Many health systems around the world are introducing new care models which claim to replace expensive acute inpatient care with more primary and community-based services. This paper by Milliman consultants examines the primary care redesign of seven US practices over the course of three years, including their reported utilisation and savings achievements.
The cost of hospitalization for acute coronary syndrome (ACS) is expensive and continues to rise. In terms of direct medical expenditures, ACS costs Americans more than $150 billion annually, with approximately 60% to 75% of these costs related to hospital admission and readmission. No prior studies have addressed the cost of inpatient mortality during an ACS admission. This article, co-authored by Milliman’s Jill Van Den Bos and Travis Gray, compares ACS-related length of stay, total admission cost, and total admission cost by day of discharge/death for patients who died during an inpatient admission with a matched cohort discharged alive following an ACS-related inpatient stay.
This article was published by PubMed.
The Internal Revenue Service (IRS) has issued Notice 2014-69, stating that an employer-sponsored health plan cannot be considered to offer “minimum value” (MV) coverage unless it provides “substantial” coverage for inpatient hospitalization or physician services (or both). Accordingly, an employer will not be allowed to rely on the MV calculator or on an actuarial certification or valuation to establish MV of a plan that does not cover these services. The IRS coordinated the substance of the notice with the U.S. Departments of Labor (DOL) and Health and Human Services (HHS).
The agencies intend to propose regulations on this prohibition soon, with an expectation of issuing a final rule by the end of March 2015, and applying it then rather than delaying the applicability to the end of 2015 or the end of the 2015 plan year.
However, as of November 4, 2014—the date the IRS released the notice—employers may not adopt new MV plans that do not cover inpatient hospitalization or physician services. If an employer has entered into a binding written commitment to adopt, or has already begun enrolling employees in, a plan without these services for a plan year that begins before March 1, 2015, it will not be penalized. A large employer that fails to offer its full-time employees an affordable health plan that offers MV is subject to a penalty of $3,000 (indexed by the premium adjustment percentage) per full-time employee who receives premium tax credits by purchasing coverage through the health insurance exchanges.
An employer that offers employees a plan without the required services (including a plan before November 4, 2014) must not state or imply that the offer precludes an employee from obtaining a premium tax credit in any disclosure materials. Furthermore, an employer, in a timely manner, must correct any prior disclosures that indicated the plan met MV or precluded employees from receiving a premium tax credit. However, an employer that offers an employee another plan with inpatient hospital and physician services that is affordable and provides MV is permitted to advise employees that the offer will or may preclude them from obtaining premium tax credits.

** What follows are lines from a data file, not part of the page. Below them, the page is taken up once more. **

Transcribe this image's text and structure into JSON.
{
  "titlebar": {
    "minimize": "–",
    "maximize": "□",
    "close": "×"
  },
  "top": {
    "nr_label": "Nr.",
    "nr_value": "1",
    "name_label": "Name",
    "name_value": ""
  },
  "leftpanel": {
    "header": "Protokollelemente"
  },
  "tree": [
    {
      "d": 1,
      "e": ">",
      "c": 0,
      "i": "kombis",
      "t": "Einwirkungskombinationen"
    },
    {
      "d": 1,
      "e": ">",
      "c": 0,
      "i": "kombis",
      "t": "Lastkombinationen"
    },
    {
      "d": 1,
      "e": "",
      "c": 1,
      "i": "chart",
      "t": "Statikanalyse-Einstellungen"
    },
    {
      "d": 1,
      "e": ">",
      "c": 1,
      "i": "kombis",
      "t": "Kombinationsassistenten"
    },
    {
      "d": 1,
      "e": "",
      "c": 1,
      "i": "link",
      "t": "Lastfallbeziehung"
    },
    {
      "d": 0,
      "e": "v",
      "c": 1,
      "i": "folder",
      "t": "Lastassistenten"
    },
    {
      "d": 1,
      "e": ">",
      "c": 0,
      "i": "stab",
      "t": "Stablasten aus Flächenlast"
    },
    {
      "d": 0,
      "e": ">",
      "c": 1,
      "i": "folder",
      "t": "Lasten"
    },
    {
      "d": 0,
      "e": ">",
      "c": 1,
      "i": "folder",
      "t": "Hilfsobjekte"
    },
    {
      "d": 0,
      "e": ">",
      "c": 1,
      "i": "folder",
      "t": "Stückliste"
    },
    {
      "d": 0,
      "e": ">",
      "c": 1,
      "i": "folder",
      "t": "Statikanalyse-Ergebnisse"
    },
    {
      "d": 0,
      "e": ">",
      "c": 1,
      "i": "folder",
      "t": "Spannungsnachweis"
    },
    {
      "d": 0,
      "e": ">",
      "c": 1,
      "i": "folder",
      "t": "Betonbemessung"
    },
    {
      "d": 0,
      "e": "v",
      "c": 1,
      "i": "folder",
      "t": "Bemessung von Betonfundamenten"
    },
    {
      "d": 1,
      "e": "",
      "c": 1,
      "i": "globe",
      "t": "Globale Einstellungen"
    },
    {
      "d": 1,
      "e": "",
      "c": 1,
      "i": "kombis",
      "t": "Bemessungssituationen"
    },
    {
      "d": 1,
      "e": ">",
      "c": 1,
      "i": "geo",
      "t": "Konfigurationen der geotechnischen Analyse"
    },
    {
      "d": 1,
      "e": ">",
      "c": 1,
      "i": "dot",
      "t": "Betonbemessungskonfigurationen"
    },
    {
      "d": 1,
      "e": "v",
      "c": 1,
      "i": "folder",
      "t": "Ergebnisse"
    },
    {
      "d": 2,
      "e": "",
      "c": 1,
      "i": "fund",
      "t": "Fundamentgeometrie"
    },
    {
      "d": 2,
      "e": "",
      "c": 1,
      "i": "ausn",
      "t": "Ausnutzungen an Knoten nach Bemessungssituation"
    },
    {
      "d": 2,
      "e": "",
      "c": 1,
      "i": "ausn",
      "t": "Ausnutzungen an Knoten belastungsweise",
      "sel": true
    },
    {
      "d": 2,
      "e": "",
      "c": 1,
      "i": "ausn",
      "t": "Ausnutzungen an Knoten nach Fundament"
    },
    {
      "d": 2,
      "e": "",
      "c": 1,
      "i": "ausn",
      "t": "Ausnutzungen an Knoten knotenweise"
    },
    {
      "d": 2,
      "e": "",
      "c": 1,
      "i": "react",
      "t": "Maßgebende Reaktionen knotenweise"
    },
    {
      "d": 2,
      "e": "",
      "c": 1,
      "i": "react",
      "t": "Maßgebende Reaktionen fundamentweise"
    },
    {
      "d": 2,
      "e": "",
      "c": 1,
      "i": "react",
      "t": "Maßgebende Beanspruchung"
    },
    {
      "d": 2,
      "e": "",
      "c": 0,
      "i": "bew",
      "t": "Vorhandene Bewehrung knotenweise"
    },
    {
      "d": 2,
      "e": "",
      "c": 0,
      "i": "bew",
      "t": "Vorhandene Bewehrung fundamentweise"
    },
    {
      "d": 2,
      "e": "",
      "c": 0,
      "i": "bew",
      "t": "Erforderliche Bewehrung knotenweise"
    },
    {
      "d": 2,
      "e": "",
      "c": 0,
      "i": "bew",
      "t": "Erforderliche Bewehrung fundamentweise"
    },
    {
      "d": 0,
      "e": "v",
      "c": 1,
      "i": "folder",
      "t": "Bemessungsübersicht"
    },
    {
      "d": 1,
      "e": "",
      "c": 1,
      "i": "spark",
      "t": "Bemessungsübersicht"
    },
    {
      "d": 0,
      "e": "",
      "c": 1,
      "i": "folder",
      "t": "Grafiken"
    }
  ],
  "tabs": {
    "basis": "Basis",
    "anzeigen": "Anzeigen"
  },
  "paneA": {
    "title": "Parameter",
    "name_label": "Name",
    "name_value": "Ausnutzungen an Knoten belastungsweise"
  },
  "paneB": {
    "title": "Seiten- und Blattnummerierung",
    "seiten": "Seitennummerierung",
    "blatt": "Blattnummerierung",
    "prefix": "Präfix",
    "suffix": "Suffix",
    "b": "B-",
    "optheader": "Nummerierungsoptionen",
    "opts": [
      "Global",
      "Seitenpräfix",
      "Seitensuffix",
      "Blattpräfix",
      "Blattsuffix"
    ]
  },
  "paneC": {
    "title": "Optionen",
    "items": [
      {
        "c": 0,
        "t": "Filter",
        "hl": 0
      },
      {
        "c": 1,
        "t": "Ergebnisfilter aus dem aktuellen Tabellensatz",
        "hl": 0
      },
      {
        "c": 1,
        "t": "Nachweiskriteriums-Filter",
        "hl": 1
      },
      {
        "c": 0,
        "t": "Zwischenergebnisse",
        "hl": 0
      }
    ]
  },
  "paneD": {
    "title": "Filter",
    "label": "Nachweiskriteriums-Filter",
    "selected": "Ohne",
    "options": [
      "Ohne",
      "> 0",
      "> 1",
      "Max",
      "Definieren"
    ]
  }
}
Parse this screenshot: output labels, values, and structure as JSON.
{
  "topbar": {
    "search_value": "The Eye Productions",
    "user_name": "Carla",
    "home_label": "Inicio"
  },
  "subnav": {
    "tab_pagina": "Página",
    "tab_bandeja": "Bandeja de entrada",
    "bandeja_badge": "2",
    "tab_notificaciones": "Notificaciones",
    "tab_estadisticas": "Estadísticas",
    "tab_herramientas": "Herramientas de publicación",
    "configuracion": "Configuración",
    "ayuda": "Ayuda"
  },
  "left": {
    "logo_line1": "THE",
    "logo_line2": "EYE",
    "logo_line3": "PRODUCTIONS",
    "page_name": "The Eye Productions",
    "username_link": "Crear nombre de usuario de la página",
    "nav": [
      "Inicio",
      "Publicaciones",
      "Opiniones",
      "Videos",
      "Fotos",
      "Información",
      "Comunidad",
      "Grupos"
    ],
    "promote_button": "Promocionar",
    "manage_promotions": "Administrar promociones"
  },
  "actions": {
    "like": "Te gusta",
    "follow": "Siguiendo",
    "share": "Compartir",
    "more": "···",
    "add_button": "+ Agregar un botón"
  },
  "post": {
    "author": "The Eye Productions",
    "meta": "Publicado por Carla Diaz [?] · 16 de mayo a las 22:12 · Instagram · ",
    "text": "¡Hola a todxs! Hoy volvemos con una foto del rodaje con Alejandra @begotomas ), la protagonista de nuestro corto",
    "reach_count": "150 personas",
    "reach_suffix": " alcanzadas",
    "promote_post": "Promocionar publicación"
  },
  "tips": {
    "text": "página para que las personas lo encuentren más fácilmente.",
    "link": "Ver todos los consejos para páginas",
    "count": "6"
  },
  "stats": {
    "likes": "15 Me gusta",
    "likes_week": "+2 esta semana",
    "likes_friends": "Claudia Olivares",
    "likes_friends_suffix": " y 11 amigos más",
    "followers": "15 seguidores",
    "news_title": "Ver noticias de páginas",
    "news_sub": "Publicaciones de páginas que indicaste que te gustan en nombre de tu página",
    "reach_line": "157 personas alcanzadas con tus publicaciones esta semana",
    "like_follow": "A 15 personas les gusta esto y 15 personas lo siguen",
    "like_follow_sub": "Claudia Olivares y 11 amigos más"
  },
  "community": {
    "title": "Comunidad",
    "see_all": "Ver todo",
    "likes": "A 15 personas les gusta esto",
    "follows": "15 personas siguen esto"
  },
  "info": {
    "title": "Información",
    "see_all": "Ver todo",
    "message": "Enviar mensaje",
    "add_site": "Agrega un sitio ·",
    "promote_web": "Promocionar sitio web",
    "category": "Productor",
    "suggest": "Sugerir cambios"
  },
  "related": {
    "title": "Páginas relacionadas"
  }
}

For more information about the IRS’s notice restricting plans that exclude inpatient hospitalization and/or physician services, please contact your Milliman consultant.